Refilling her glass, she looks into the mirror on her right and tries to focus on the future. Her left hand drifts to the paperback and caresses its cover. It is soft with sentiment, and she is overcome by her loneliness as she recalls a particular passage of verse–The breath whose might I have invoked in song, descends on me; my spirit’s bark is driven. Far from the shore, far from the trembling throng whose sails were never to the tempest given; the massy earth and sphered skies are riven! I am borne darkly, fearfully, afar; whilst, burning through the inmost veil of Heaven, The soul of Adonais, like a star, beacons from the abode where the Eternal are.

Sitting the wineglass gently down on the polished wood, her gaze drops slowly from the mirror’s reflection and she begins to weep. Running her fingers softly over the tarnishing brass handle, the drawer slides silently out on its rails as she opens the cache of her secrets–bundles of aging letters bound by the confessions of undying love of which she was too good to reciprocate the affections. Where are you now, she thinks; that here in the remainder of my life, this cushion offers little comfort compared to the warmth of the love you professed to me. If I never said I loved you, it was only because I could not say it enough. Closing the drawer, her tears run warm with the absolution of which she cannot even forgive herself.

© Charles Coakley Simpson 2010

Saturday, June 19, 2010

The streams of consciousness

As my thoughts are a babbling brook -
That they wind gently through the forests of my imagination
With their gurgling rhythms and echoing rhymes
And the cool, stimulating, caress of serenity’s inspiration
as they polish the very pebbles of my
- Poetry.

© Charles Coakley Simpson 2010

Friday, June 18, 2010

The paths of fate

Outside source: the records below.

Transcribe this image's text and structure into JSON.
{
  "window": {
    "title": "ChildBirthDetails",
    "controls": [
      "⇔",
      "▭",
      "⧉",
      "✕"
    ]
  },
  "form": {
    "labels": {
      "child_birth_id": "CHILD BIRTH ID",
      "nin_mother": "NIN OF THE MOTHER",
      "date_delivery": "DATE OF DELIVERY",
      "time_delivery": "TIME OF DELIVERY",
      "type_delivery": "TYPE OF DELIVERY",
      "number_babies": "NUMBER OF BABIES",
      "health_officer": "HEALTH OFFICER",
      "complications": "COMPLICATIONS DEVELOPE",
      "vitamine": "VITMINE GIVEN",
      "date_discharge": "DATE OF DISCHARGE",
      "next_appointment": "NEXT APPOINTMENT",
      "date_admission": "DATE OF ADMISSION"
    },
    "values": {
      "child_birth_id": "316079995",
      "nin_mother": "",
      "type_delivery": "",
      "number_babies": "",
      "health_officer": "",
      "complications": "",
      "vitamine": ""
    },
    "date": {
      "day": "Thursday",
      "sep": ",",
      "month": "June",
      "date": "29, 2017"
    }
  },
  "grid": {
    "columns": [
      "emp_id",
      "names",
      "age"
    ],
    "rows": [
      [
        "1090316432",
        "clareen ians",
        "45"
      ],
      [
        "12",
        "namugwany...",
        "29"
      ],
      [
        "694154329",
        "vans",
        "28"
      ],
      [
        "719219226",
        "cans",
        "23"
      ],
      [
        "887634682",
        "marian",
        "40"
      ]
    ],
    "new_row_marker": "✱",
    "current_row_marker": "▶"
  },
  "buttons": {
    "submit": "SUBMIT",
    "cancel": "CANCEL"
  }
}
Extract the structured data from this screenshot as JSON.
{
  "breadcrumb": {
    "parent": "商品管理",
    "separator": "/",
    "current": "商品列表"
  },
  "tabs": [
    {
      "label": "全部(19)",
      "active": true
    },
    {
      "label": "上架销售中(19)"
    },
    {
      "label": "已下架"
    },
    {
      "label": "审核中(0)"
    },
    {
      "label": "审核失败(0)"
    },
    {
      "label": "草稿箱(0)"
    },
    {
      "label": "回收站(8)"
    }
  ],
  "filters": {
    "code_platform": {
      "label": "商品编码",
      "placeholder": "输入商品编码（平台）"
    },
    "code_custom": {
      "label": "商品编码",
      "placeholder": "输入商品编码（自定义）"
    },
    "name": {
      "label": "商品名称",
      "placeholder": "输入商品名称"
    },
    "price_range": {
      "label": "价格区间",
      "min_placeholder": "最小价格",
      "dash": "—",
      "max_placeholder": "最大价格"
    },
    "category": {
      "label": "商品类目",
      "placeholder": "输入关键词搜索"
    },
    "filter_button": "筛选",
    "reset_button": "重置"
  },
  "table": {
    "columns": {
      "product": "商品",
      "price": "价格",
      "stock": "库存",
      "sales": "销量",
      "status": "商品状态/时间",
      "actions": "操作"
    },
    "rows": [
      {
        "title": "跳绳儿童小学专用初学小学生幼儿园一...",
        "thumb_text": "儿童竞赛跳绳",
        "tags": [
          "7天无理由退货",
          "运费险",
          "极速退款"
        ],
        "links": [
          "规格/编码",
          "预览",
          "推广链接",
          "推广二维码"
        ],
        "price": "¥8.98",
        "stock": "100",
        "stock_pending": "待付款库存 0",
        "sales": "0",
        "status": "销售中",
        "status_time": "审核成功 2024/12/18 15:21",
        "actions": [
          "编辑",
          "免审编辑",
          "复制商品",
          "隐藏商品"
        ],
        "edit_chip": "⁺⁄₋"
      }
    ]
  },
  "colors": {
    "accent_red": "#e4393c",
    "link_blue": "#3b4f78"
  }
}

Two souls stood upon a divided course
That together they could not take each
Therefore they stood in a length-full remorse
Such fortune feinted by dire discourse
And to fate's end they did then beseech–

“Our souls are bound.” Was their fair entreat
“Please spare us the choice of this sorrow;
This road is too narrow for our retreat;
The other too wide and incomplete
Thus of your wisdom may we borrow?”

The fates listened to the pain heartfelt
As their duty was not to proph’cy.
And here was a mystery to be rebuilt
This card of providence misdealt
Might they alter what was not to be.

Then spoke up the one wielding the shear
It matters not of which path you choose
For each road leads to Death’s kiss endeared;
If souls are bound they have not to fear,
For nothing can separate such hearts
- Thus true.

© Charles Coakley Simpson 2010

Wednesday, June 16, 2010

Damaged goods

Swans sing songs of such tales should you heed
of young maidens who weave webs of deceit.
Once a fetching such lass found me in need
and spun her spell on my heart’s last retreat.
Her kiss like honey was sweet with desire;
sugar flowing slowly from her tongue soft.
And her hands down my back’s length did aspire
as she lifts my last dollar from its loft.
Identity stolen, lust is dismissed
Bank account broken, betrayed by a kiss.

© Charles Coakley Simpson 2010

Sunday, June 13, 2010

The intervals of inspiration

Such are the sparrows of thought -
Which land lightly upon my shoulder, wings whispering.
Their tiny black talons bite into me with invention
and my blood flows with the stream of their consciousness.
Thus with prophecy perched upon my tongue
I am moved by the weightlessness
- Of my heart.

© Charles Coakley Simpson 2010